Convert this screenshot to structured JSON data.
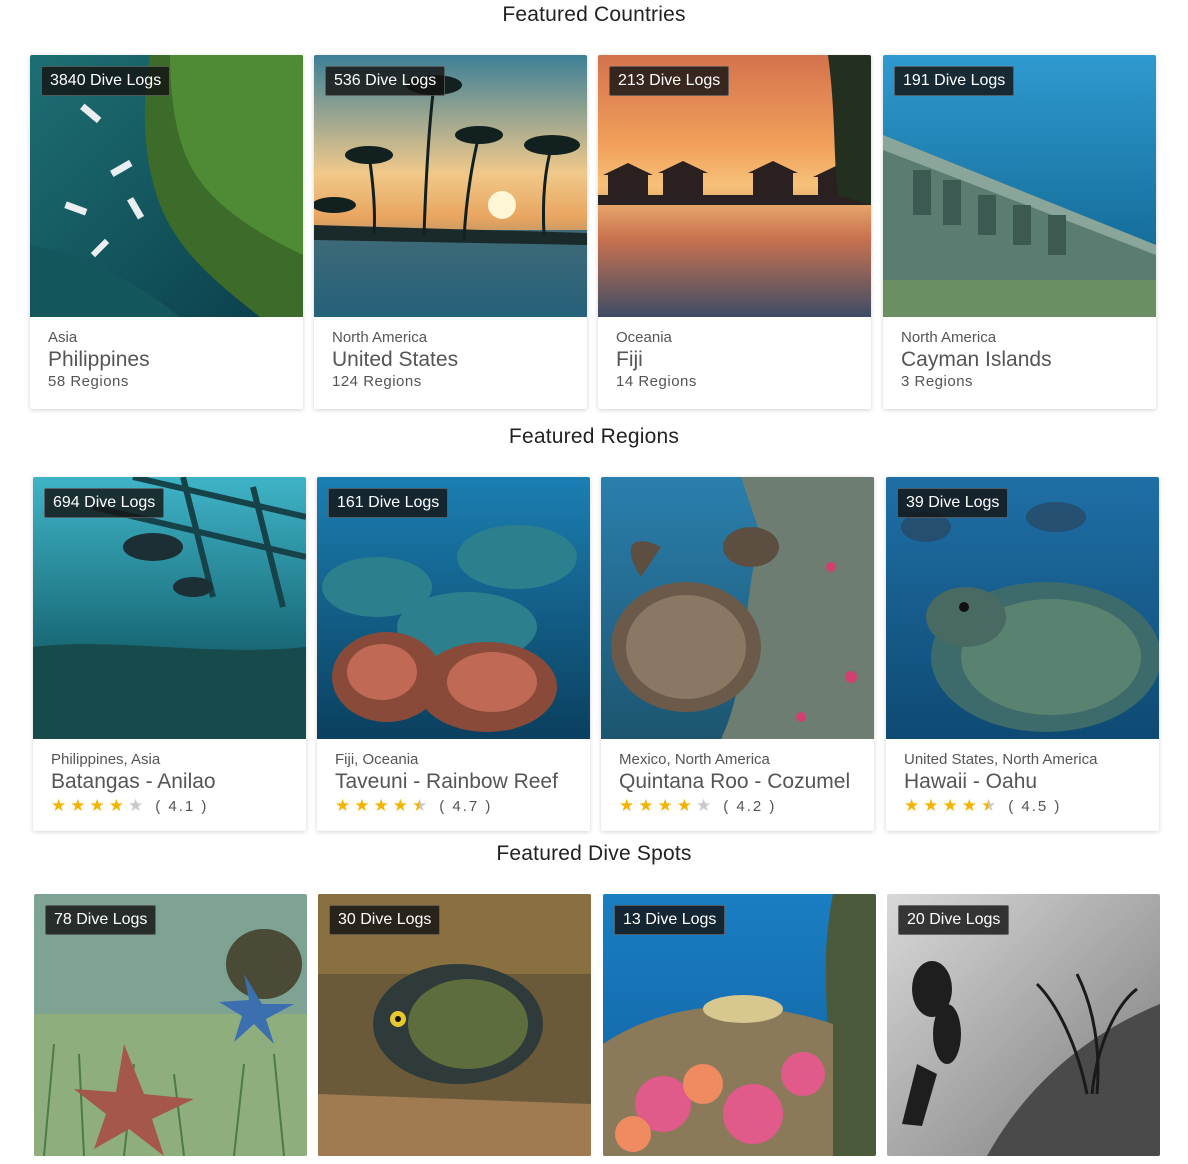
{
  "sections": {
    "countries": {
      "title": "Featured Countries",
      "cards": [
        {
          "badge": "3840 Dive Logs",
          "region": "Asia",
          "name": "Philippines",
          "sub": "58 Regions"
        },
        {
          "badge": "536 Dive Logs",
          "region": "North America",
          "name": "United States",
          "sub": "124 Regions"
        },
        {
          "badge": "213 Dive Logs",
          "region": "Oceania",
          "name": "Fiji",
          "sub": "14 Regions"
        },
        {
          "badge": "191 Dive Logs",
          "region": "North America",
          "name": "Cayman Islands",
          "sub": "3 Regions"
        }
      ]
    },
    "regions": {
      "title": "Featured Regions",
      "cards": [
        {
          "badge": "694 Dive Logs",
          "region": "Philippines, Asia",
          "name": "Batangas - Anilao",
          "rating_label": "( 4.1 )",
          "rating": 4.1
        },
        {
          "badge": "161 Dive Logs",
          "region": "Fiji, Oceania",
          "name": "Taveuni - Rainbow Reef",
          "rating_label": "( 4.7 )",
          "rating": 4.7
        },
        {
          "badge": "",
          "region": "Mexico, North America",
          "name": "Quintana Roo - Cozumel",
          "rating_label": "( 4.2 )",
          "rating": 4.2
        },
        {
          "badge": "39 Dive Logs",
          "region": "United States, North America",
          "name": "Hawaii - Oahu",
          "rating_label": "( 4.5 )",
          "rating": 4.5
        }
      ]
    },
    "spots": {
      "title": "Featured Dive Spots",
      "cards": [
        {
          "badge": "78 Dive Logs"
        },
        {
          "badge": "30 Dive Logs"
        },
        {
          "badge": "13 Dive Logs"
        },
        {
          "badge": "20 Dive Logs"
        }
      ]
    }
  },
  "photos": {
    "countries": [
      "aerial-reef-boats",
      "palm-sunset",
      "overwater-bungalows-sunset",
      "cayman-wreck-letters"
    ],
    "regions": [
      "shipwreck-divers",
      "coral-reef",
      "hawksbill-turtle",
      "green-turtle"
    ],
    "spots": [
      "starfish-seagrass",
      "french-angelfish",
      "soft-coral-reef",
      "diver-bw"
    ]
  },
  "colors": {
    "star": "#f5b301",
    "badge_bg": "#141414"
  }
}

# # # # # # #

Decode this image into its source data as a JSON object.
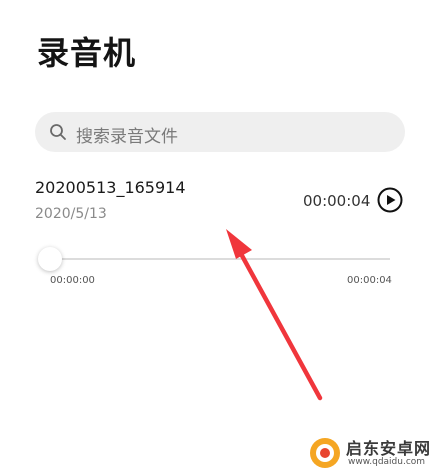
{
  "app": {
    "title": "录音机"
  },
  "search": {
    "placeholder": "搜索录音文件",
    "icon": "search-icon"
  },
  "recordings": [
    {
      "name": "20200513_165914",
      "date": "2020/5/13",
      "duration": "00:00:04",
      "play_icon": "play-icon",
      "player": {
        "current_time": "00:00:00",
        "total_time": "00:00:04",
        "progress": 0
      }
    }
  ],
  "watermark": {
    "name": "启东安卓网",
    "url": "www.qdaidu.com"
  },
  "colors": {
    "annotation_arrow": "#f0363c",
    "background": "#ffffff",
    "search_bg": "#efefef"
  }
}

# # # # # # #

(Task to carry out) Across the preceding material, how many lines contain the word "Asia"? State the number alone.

(Solved exercise) 2